WASHINGTON — Japanese startup Synspective announced March 29 it raised $100 million to continue its development of a constellation of synthetic aperture radar (SAR) satellites.

Tokyo-based Synspective said it raised the Series B round from a group of investors led by Sompo Japan Insurance Inc., Nomura SPARX Investment, Inc. and Singapore-based Pavilion Capital Pte. Ltd. The funding round includes loans, although the company did not disclose the split between debt and equity.

The Series B round comes nearly three years after a previous funding round that brought the amount raised by the company to $100 million. With a total of $200 million raised to date, Synspective said it is among the largest startups in Japan in any industry.

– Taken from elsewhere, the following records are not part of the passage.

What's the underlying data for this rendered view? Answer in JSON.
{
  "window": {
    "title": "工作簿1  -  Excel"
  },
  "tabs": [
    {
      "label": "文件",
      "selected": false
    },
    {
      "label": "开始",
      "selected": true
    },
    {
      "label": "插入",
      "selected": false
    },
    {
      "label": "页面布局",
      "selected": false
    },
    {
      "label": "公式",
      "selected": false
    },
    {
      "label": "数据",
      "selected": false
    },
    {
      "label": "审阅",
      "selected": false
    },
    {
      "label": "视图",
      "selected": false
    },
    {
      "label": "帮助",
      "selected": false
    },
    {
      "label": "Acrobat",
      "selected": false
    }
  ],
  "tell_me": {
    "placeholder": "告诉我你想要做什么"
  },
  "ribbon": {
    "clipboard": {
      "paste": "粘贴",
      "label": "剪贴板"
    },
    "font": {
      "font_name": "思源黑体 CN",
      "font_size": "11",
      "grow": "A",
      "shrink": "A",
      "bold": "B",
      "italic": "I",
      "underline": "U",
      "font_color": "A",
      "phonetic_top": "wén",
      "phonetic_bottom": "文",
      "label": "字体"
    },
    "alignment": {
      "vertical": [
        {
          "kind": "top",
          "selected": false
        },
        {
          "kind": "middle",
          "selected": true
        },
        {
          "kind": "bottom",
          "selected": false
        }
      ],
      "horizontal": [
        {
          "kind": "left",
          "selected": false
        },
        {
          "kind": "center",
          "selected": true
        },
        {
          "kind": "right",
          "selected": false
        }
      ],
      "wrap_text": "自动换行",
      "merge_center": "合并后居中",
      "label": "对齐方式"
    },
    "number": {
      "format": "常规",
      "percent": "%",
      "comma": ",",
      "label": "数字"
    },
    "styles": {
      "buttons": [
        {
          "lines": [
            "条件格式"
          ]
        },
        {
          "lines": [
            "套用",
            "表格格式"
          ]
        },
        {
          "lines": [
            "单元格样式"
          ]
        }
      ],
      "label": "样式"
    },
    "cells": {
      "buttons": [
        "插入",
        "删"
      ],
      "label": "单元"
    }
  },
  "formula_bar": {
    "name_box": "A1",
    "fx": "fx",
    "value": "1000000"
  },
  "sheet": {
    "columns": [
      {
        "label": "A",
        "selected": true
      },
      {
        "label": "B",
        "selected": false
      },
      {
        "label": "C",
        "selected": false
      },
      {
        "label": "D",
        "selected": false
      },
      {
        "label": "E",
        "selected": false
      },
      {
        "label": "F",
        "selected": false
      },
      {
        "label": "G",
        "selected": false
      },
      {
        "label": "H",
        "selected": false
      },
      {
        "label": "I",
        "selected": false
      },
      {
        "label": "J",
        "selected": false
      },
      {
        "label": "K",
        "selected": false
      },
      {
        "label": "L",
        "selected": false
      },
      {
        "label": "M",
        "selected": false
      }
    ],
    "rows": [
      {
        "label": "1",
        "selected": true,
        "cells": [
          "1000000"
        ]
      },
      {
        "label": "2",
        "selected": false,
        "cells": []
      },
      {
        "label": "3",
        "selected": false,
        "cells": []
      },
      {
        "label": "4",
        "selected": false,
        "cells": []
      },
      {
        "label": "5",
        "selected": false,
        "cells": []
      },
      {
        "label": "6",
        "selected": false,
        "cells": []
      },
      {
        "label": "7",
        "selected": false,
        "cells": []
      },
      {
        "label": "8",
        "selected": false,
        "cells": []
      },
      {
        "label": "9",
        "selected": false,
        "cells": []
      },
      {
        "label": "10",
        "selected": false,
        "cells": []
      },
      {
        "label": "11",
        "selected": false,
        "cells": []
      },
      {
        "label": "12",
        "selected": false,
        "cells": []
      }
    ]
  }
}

Synspective plans to use the finding to accelerate development of a constellation of 30 SAR satellites it expects to have in orbit by 2026. The company has launched two satellites to date: StriX α in December 2020 and StriX β Feb. 28, both on Rocket Lab Electron rockets. The latter launch was the first of a three-launch deal between Synspective and Rocket Lab announced in December 2021.

Synspective says the funding will go toward development of “mass production facilities” for its satellites as well as development of products based on the data those satellites collect. The funding will also support the company’s global expansion plans, but it did not elaborate on what those plans entail.

“We are very grateful for the opportunity to welcome new investors and collaborative partners to expand our business more strongly and globally,” Motoyuki Arai, chief executive of Synspective, said in a statement about the funding round. “We will further accelerate the expansion of a 30 SAR satellite constellation and enhance our data analysis technology to realize a ‘learning world’ for a sustainable future.”

Investors in Synspective emphasized in the statement the company’s work in using SAR data to address the effects of climate change and natural disasters. “Synspective will be directly involved in disaster mitigation by developing and operating SAR satellites and providing solution services that utilize SAR data,” said Choun Chee Kong, head of Japan investments for Pavilion Capital.

Synspective is just one of several companies actively developing constellations of SAR satellites, seeking to tap into growing interest in such imagery that can provide data regardless of lighting conditions or cloud cover. Capella Space, Iceye, PredaSAR and Umbra are among the others actively developing and launching SAR constellations.

Jeff Foust writes about space policy, commercial space, and related topics for SpaceNews. He earned a Ph.D. in planetary sciences from the Massachusetts Institute of Technology and a bachelor’s degree with honors in geophysics and planetary science...